## RECORDS SHOWN
((

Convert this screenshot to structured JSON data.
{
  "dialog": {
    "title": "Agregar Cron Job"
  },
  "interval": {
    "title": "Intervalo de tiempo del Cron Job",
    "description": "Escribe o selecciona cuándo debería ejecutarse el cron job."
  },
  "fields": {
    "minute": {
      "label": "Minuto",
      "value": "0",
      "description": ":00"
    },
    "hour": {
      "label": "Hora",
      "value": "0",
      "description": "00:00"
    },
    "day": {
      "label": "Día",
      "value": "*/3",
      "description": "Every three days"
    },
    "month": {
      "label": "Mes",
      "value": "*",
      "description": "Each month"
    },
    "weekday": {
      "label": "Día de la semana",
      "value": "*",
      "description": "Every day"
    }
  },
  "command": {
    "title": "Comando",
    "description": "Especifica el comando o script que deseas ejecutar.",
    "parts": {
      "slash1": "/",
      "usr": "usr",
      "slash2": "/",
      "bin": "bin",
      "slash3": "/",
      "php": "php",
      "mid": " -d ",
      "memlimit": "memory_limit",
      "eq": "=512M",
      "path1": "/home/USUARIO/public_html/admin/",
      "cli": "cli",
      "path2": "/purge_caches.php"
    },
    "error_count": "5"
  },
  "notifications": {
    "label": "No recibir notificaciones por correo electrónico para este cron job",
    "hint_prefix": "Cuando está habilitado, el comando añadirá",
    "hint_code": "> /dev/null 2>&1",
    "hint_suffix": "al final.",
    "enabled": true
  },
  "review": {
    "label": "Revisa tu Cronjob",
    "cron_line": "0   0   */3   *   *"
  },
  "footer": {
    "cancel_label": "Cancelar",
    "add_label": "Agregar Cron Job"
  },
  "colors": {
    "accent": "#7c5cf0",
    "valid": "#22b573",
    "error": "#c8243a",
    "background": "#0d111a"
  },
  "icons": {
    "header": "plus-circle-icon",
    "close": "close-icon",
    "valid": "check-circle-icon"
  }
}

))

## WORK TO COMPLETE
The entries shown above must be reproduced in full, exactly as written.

## COMPLETED EXERCISE
Convert this screenshot to structured JSON data.
{
  "dialog": {
    "title": "Agregar Cron Job"
  },
  "interval": {
    "title": "Intervalo de tiempo del Cron Job",
    "description": "Escribe o selecciona cuándo debería ejecutarse el cron job."
  },
  "fields": {
    "minute": {
      "label": "Minuto",
      "value": "0",
      "description": ":00"
    },
    "hour": {
      "label": "Hora",
      "value": "0",
      "description": "00:00"
    },
    "day": {
      "label": "Día",
      "value": "*/3",
      "description": "Every three days"
    },
    "month": {
      "label": "Mes",
      "value": "*",
      "description": "Each month"
    },
    "weekday": {
      "label": "Día de la semana",
      "value": "*",
      "description": "Every day"
    }
  },
  "command": {
    "title": "Comando",
    "description": "Especifica el comando o script que deseas ejecutar.",
    "parts": {
      "slash1": "/",
      "usr": "usr",
      "slash2": "/",
      "bin": "bin",
      "slash3": "/",
      "php": "php",
      "mid": " -d ",
      "memlimit": "memory_limit",
      "eq": "=512M",
      "path1": "/home/USUARIO/public_html/admin/",
      "cli": "cli",
      "path2": "/purge_caches.php"
    },
    "error_count": "5"
  },
  "notifications": {
    "label": "No recibir notificaciones por correo electrónico para este cron job",
    "hint_prefix": "Cuando está habilitado, el comando añadirá",
    "hint_code": "> /dev/null 2>&1",
    "hint_suffix": "al final.",
    "enabled": true
  },
  "review": {
    "label": "Revisa tu Cronjob",
    "cron_line": "0   0   */3   *   *"
  },
  "footer": {
    "cancel_label": "Cancelar",
    "add_label": "Agregar Cron Job"
  },
  "colors": {
    "accent": "#7c5cf0",
    "valid": "#22b573",
    "error": "#c8243a",
    "background": "#0d111a"
  },
  "icons": {
    "header": "plus-circle-icon",
    "close": "close-icon",
    "valid": "check-circle-icon"
  }
}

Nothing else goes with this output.